■ WORK ORDER ■
Your answer must be the records below, repeated exactly, with every picture left out.

Web page and app entries:
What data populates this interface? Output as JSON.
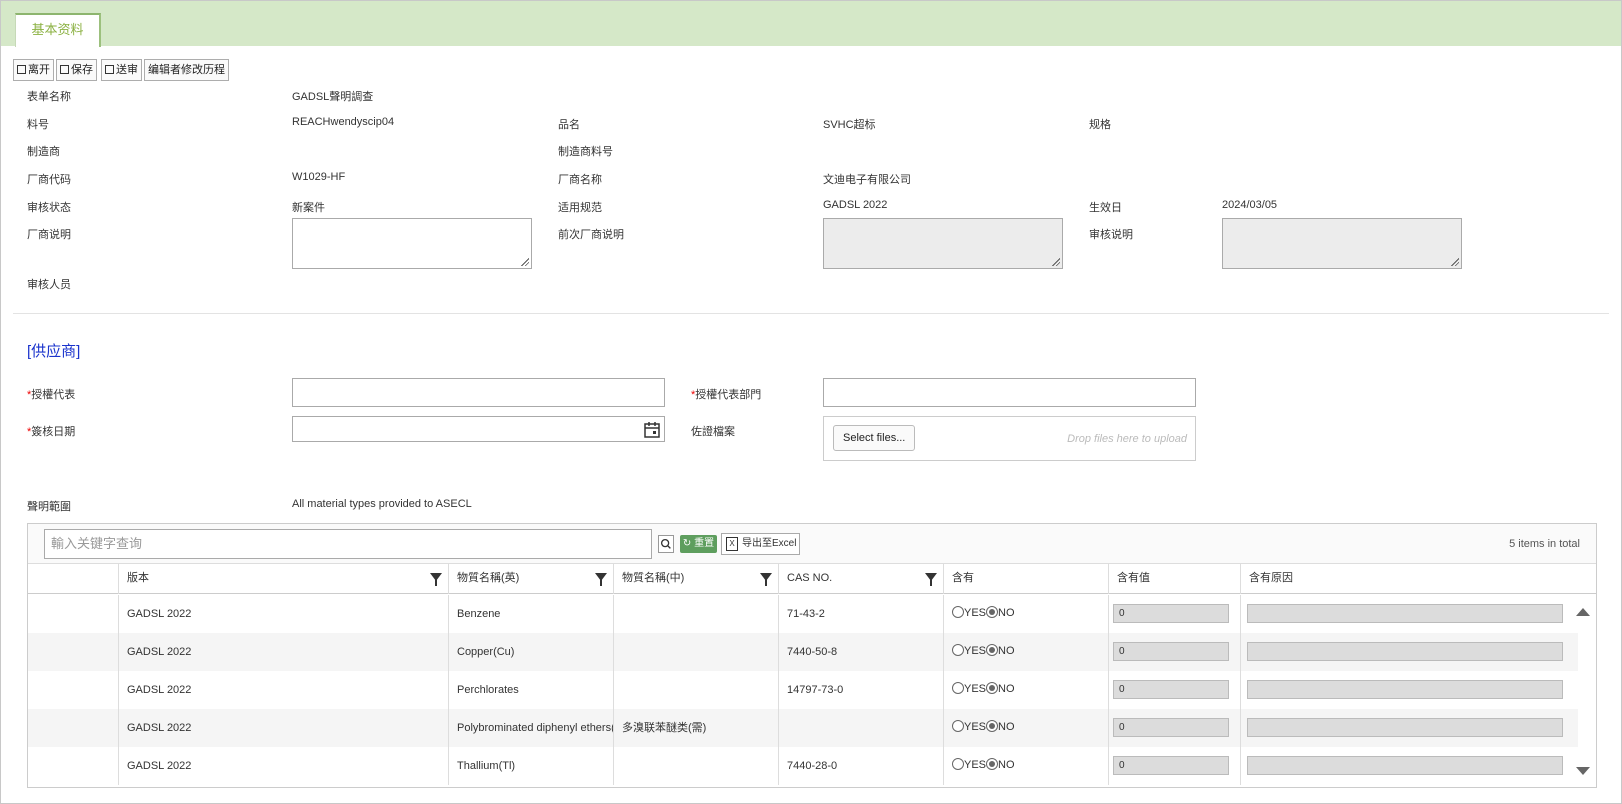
{
  "tab": {
    "label": "基本资料"
  },
  "toolbar": {
    "leave": "离开",
    "save": "保存",
    "submit": "送审",
    "history": "编辑者修改历程"
  },
  "info": {
    "form_name_label": "表单名称",
    "form_name": "GADSL聲明調查",
    "part_no_label": "料号",
    "part_no": "REACHwendyscip04",
    "product_name_label": "品名",
    "product_name": "SVHC超标",
    "spec_label": "规格",
    "manufacturer_label": "制造商",
    "mfr_part_no_label": "制造商料号",
    "vendor_code_label": "厂商代码",
    "vendor_code": "W1029-HF",
    "vendor_name_label": "厂商名称",
    "vendor_name": "文迪电子有限公司",
    "review_status_label": "审核状态",
    "review_status": "新案件",
    "applicable_spec_label": "适用规范",
    "applicable_spec": "GADSL 2022",
    "effective_date_label": "生效日",
    "effective_date": "2024/03/05",
    "vendor_note_label": "厂商说明",
    "prev_vendor_note_label": "前次厂商说明",
    "review_note_label": "审核说明",
    "reviewer_label": "审核人员"
  },
  "supplier": {
    "section_title": "[供应商]",
    "rep_label": "授權代表",
    "rep_dept_label": "授權代表部門",
    "sign_date_label": "簽核日期",
    "evidence_label": "佐證檔案",
    "select_files": "Select files...",
    "drop_hint": "Drop files here to upload",
    "scope_label": "聲明範圍",
    "scope": "All material types provided to ASECL"
  },
  "grid": {
    "search_placeholder": "輸入关键字查询",
    "reset": "重置",
    "export": "导出至Excel",
    "total": "5 items in total",
    "columns": [
      "版本",
      "物質名稱(英)",
      "物質名稱(中)",
      "CAS NO.",
      "含有",
      "含有值",
      "含有原因"
    ],
    "yes": "YES",
    "no": "NO",
    "rows": [
      {
        "version": "GADSL 2022",
        "name_en": "Benzene",
        "name_zh": "",
        "cas": "71-43-2",
        "contains": "NO",
        "value": "0"
      },
      {
        "version": "GADSL 2022",
        "name_en": "Copper(Cu)",
        "name_zh": "",
        "cas": "7440-50-8",
        "contains": "NO",
        "value": "0"
      },
      {
        "version": "GADSL 2022",
        "name_en": "Perchlorates",
        "name_zh": "",
        "cas": "14797-73-0",
        "contains": "NO",
        "value": "0"
      },
      {
        "version": "GADSL 2022",
        "name_en": "Polybrominated diphenyl ethers(",
        "name_zh": "多溴联苯醚类(需)",
        "cas": "",
        "contains": "NO",
        "value": "0"
      },
      {
        "version": "GADSL 2022",
        "name_en": "Thallium(Tl)",
        "name_zh": "",
        "cas": "7440-28-0",
        "contains": "NO",
        "value": "0"
      }
    ]
  }
}
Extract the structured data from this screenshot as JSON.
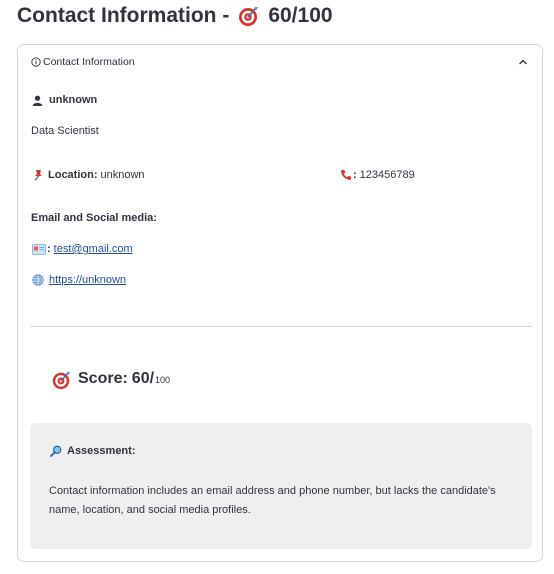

■ RESPONSE TO THIS TASK ■
What data populates this interface? Output as JSON.
{
  "tab": {
    "label": "基本资料"
  },
  "toolbar": {
    "leave": "离开",
    "save": "保存",
    "submit": "送审",
    "history": "编辑者修改历程"
  },
  "info": {
    "form_name_label": "表单名称",
    "form_name": "GADSL聲明調查",
    "part_no_label": "料号",
    "part_no": "REACHwendyscip04",
    "product_name_label": "品名",
    "product_name": "SVHC超标",
    "spec_label": "规格",
    "manufacturer_label": "制造商",
    "mfr_part_no_label": "制造商料号",
    "vendor_code_label": "厂商代码",
    "vendor_code": "W1029-HF",
    "vendor_name_label": "厂商名称",
    "vendor_name": "文迪电子有限公司",
    "review_status_label": "审核状态",
    "review_status": "新案件",
    "applicable_spec_label": "适用规范",
    "applicable_spec": "GADSL 2022",
    "effective_date_label": "生效日",
    "effective_date": "2024/03/05",
    "vendor_note_label": "厂商说明",
    "prev_vendor_note_label": "前次厂商说明",
    "review_note_label": "审核说明",
    "reviewer_label": "审核人员"
  },
  "supplier": {
    "section_title": "[供应商]",
    "rep_label": "授權代表",
    "rep_dept_label": "授權代表部門",
    "sign_date_label": "簽核日期",
    "evidence_label": "佐證檔案",
    "select_files": "Select files...",
    "drop_hint": "Drop files here to upload",
    "scope_label": "聲明範圍",
    "scope": "All material types provided to ASECL"
  },
  "grid": {
    "search_placeholder": "輸入关键字查询",
    "reset": "重置",
    "export": "导出至Excel",
    "total": "5 items in total",
    "columns": [
      "版本",
      "物質名稱(英)",
      "物質名稱(中)",
      "CAS NO.",
      "含有",
      "含有值",
      "含有原因"
    ],
    "yes": "YES",
    "no": "NO",
    "rows": [
      {
        "version": "GADSL 2022",
        "name_en": "Benzene",
        "name_zh": "",
        "cas": "71-43-2",
        "contains": "NO",
        "value": "0"
      },
      {
        "version": "GADSL 2022",
        "name_en": "Copper(Cu)",
        "name_zh": "",
        "cas": "7440-50-8",
        "contains": "NO",
        "value": "0"
      },
      {
        "version": "GADSL 2022",
        "name_en": "Perchlorates",
        "name_zh": "",
        "cas": "14797-73-0",
        "contains": "NO",
        "value": "0"
      },
      {
        "version": "GADSL 2022",
        "name_en": "Polybrominated diphenyl ethers(",
        "name_zh": "多溴联苯醚类(需)",
        "cas": "",
        "contains": "NO",
        "value": "0"
      },
      {
        "version": "GADSL 2022",
        "name_en": "Thallium(Tl)",
        "name_zh": "",
        "cas": "7440-28-0",
        "contains": "NO",
        "value": "0"
      }
    ]
  }
}
Extract the structured data from this screenshot as JSON.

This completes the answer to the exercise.